FERC has granted another two-year extension for Constitution Pipeline to enter service as the sponsors continue to exhaust all legal options in their nearly three-year battle against the New York State Department of Environmental Conservation (DEC), which denied a key permit.
The Federal Energy Regulatory Commission’s order extending the time Constitution Pipeline Co. LLC has to build and place the project into service came after the company filed a request in June. A previous extension was set to expire this month. The project now has until Dec. 2, 2020 to come online.
Constitution in 2014 received a FERC certificate authorizing construction and operation. But sponsors have battled the DEC since 2016, when after nearly three years of regulatory review, the agency denied the section 401 water quality certificate (WQC) required under the Clean Water Act. FERC concluded in its latest order, issued on Monday, that extending the project’s deadline to six years after it issued the certificate is still reasonable.
“The Commission has frequently authorized infrastructure projects with initial deadlines of four, five or six years, without expressing concerns about the certificate order’s economic or environmental findings becoming stale,” FERC wrote in the order.
Commissioners went further, noting that regulations don’t establish “a particular time period to complete construction of an authorized natural gas facility.” Instead, the completion deadlines included in certificate orders hedge against the possibility of outdated information supporting its public convenience and necessity determinations, FERC noted.
Since DEC denied the WQC, mainly over a disagreement about trenchless crossings and the agency’s contention that it didn’t have enough information to determine the environmental impacts, Constitution has bounced through the regulatory and legal process.
The company petitioned the U.S. Court of Appeals for the Second Circuit to review DEC’s decision. A three-judge panel denied that challenge, ruling that DEC is entitled to its regulatory review under relevant federal laws. Constitution later petitioned the court for a rehearing of the case en banc, which was also denied. The project then petitioned the U.S. Supreme Court to hear its appeal without success.

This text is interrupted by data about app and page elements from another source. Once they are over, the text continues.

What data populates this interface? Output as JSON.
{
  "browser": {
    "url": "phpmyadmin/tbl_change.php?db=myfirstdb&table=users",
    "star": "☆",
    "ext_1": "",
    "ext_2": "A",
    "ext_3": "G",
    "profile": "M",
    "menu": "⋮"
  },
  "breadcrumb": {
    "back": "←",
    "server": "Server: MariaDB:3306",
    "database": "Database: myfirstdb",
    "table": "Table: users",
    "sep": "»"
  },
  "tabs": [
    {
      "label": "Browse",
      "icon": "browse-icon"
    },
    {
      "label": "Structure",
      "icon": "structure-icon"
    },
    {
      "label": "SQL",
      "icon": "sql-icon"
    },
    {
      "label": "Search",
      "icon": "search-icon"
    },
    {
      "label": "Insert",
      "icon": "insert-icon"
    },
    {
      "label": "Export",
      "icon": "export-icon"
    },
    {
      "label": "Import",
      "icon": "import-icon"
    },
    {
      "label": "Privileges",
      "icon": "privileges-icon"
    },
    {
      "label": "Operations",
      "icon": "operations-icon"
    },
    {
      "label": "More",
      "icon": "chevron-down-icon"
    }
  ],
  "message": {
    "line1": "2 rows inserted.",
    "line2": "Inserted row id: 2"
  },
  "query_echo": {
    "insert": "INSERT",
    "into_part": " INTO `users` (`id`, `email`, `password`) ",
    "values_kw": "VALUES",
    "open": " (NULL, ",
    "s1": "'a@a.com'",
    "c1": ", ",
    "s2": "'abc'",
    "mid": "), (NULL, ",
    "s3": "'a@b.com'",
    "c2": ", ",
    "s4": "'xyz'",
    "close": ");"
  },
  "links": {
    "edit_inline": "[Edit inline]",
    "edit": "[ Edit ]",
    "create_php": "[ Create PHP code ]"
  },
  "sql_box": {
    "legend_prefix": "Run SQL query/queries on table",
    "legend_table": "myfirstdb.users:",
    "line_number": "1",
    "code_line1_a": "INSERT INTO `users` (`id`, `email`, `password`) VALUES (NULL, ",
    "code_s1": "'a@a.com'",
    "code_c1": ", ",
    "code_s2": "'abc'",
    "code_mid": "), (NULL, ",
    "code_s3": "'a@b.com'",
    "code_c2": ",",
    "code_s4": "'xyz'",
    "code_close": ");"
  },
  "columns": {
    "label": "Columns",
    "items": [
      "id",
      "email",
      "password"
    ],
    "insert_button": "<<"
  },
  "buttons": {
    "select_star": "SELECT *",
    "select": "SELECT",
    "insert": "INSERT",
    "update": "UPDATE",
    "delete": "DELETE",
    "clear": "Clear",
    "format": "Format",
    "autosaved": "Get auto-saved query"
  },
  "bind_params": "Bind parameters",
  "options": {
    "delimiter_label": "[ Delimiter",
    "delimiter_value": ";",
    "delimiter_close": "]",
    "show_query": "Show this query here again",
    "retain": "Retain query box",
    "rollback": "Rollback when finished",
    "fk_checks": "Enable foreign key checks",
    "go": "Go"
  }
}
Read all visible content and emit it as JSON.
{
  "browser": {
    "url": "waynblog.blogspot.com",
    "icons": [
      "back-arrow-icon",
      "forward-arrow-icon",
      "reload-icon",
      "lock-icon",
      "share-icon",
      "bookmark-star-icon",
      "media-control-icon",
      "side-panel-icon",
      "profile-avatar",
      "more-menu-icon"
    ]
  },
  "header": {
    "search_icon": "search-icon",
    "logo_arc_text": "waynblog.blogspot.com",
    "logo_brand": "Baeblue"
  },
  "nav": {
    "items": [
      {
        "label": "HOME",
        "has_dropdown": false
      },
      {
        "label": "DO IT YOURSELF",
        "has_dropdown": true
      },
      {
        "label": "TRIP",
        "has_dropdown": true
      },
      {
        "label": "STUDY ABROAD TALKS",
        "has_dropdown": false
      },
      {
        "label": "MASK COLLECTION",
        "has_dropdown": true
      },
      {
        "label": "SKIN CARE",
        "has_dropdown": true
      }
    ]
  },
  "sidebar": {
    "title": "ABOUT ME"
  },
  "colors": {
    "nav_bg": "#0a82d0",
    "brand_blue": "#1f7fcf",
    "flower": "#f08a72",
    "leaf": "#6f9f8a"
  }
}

FERC also has refused to waive New York’s regulatory authority. In September, Constitution petitioned the U.S. Court of Appeals for the District of Columbia (DC) Circuit to hear a challenge against the Commission’s waiver order. The DC Circuit on Monday delayed the case, deciding instead that it would first hear another matter challenging FERC’s jurisdiction over a hydroelectric project that poses similar questions regarding WQCs.
The 124-mile Constitution Pipeline would carry Appalachian gas from Susquehanna County, PA, to an interconnect with the Iroquois Gas Transmission and Tennessee Gas Pipeline systems in Schoharie County, NY. The project is backed by Williams, Cabot Oil & Gas Corp., Piedmont Natural Gas and WGL Holdings Inc.
Constitution is not alone in the resistance it has faced in New York, where regulators have denied key permits for other natural gas infrastructure projects. Under Democratic Gov. Andrew Cuomo, the state continues to promote renewable energy generation and emission reductions.